Writing is a strange career. You spend countless hours pouring your soul on the page for no promise of pay, no benefits, and no guarantee anyone will even publish you. Then you go online and find out people think you have it too damn good. That was the recent situation when—as part of the controversy over the Dr. Seuss estate’s decision to cease publication of six largely obscure titles with offensive content—former Vox writer Matthew Yglesias tweeted that “books that are 30 years old should be in the public domain.”

Many agreed with Yglesias and wanted to go further. The top reply suggested “even 15 or 20” years would be sufficient, while others said maybe that was too much. After all, they argued, it’s not like you pay dentists or bakers for work they did years ago!

The debate was a perfect internet storm, in that it made everyone mad, was filled with bad faith arguments, and was entirely pointless. Copyright is not about to drop to 30 years, much less five. Thanks to the 1886 Berne Convention and the author advocacy of Victor Hugo, the global standard is a minimum of life plus 50. (Contrary to popular belief, this standard was set long before Mickey Mouse, though Disney did successfully lobby for an extension in the ’90s.) Still, the kerfuffle highlighted some common misunderstandings about both how authors’ careers and copyright work.

Being a novelist or poet is not like being a baker, dentist, lawyer, or any job that pays wages for services rendered. We give up wages and security in order to get copyright: the right to control the art we create and—if we are very lucky—parlay that intellectual property into some (typically modest amount of) money.

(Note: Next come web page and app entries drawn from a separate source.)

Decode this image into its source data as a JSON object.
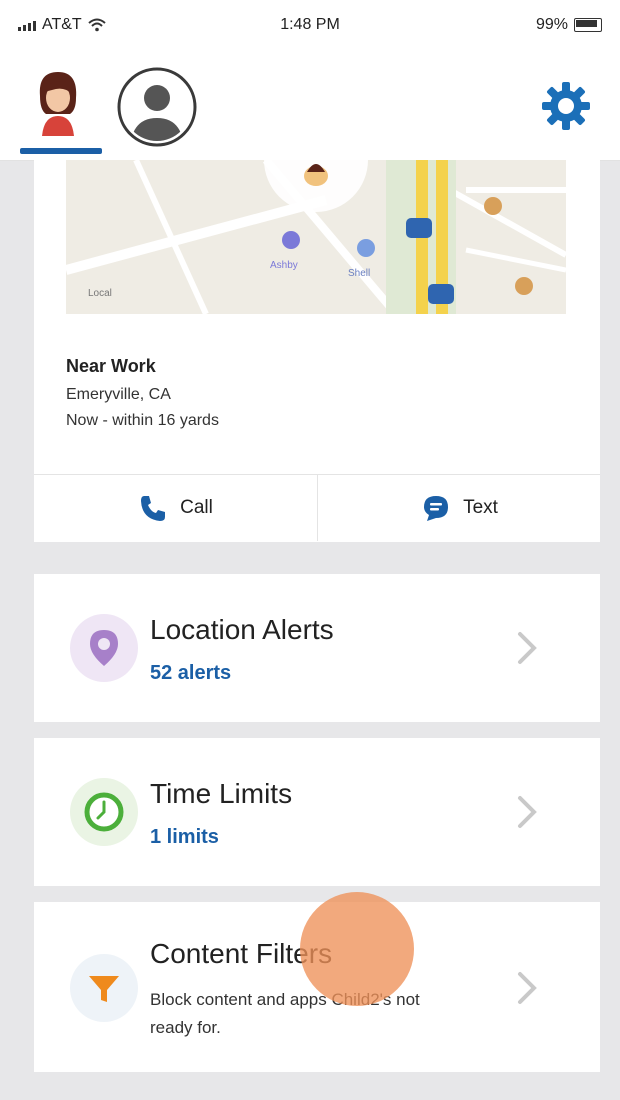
{
  "status_bar": {
    "carrier": "AT&T",
    "time": "1:48 PM",
    "battery": "99%"
  },
  "icons": {
    "child_avatar": "child-avatar",
    "parent_avatar": "person-icon",
    "settings": "gear-icon",
    "call": "phone-icon",
    "text": "chat-bubble-icon",
    "location": "location-pin-icon",
    "time": "clock-icon",
    "filter": "funnel-icon",
    "chevron": "chevron-right-icon"
  },
  "colors": {
    "accent": "#1b5fa6",
    "location_icon": "#a780c9",
    "time_icon": "#4caf3b",
    "filter_icon": "#ef8a1d",
    "touch_indicator": "#ee9158"
  },
  "location": {
    "title": "Near Work",
    "city": "Emeryville, CA",
    "time": "Now - within 16 yards",
    "map_labels": {
      "local": "Local",
      "map_label_1": "Ashby",
      "map_label_2": "Shell"
    }
  },
  "actions": {
    "call_label": "Call",
    "text_label": "Text"
  },
  "features": {
    "location_alerts": {
      "title": "Location Alerts",
      "subtitle": "52 alerts"
    },
    "time_limits": {
      "title": "Time Limits",
      "subtitle": "1 limits"
    },
    "content_filters": {
      "title": "Content Filters",
      "description": "Block content and apps Child2's not ready for."
    }
  }
}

If we must think in business terms, being an author is like being an entrepreneur. Writers have ideas and work for themselves to make those ideas a reality. We build a brand. We do countless hours of unpaid work in the hopes that one day, down the road, it will pay off... or at least get us on a few panels at AWP. It doesn’t work out for most of us, as internet commentators were happy to point out—but that’s true of many industries. The vast majority of restaurants fail within a few years, yet no one claims anyone should be able to walk into a successful restaurant and use the kitchen for free.

When it does work out, it takes time—lots of time: years to write, years to establish a readership, and often years to catch a lucky break. Success tends to come late for authors. If you don’t believe me, go turn on Netflix and watch its recent hits Bridgerton and The Queen’s Gambit, based on decades-old novels by Julia Quinn and the late Walter Tevis, respectively.

Let’s say an author doesn’t ever succeed and spends their life crying over their MacBook. Well, so what? Why shouldn’t they still control their creations? This is what copyright is really about: who gets control. It’s a question that goes beyond money. Almost every author of color has a story about Hollywood wanting to adapt their work but whitewash the characters. Without copyright, Hollywood could do so freely. The editor who wants to rewrite a book’s ending or change the author’s vision? Without copyright, they could.

It’s worth emphasizing that copyright only gives authors the right to their specific works, not to general ideas. If you want to write about a magical boy in wizard school, you can do so today as long as you don’t call him Harry Potter. No one can copyright a concept like “boy at wizard school”—and good thing for Rowling, since Ursula K. Le Guin got there first with 1968’s A Wizard of Earthsea.

Every year, countless copycats, homages, and parodies are published—to say nothing of the fan fictions and fan adaptations that populate the web for free. In addition, plenty of authors come up with similar ideas independently of one another. Unlike physical property, intellectual property can be unlimited. There are many, many more books published each year than anyone could ever read. Copyrighting books doesn’t “stifle creativity” or lock away ideas, it merely offers authors (and a generation or two of descendants) some measure of control and perhaps a little cash.

Are there legitimate problems that copyright critics bring up? Yes, but most of them can be better solved another way than shrinking copyright protections. Want more public access to free books? Advocate for library funding. Worried about school budgets? Advocate for better education funding. Want to sell Superman and Mickey Mouse products? Fight for trademark reform (which is stricter than copyright and indefinite) or changes to corporate ownership.

But don’t ask individual authors to give up copyright. It’s really the only thing we have.

Lincoln Michel is the author of 'The Body Scout' and can be found online at lincolnmichel.com and @thelincoln.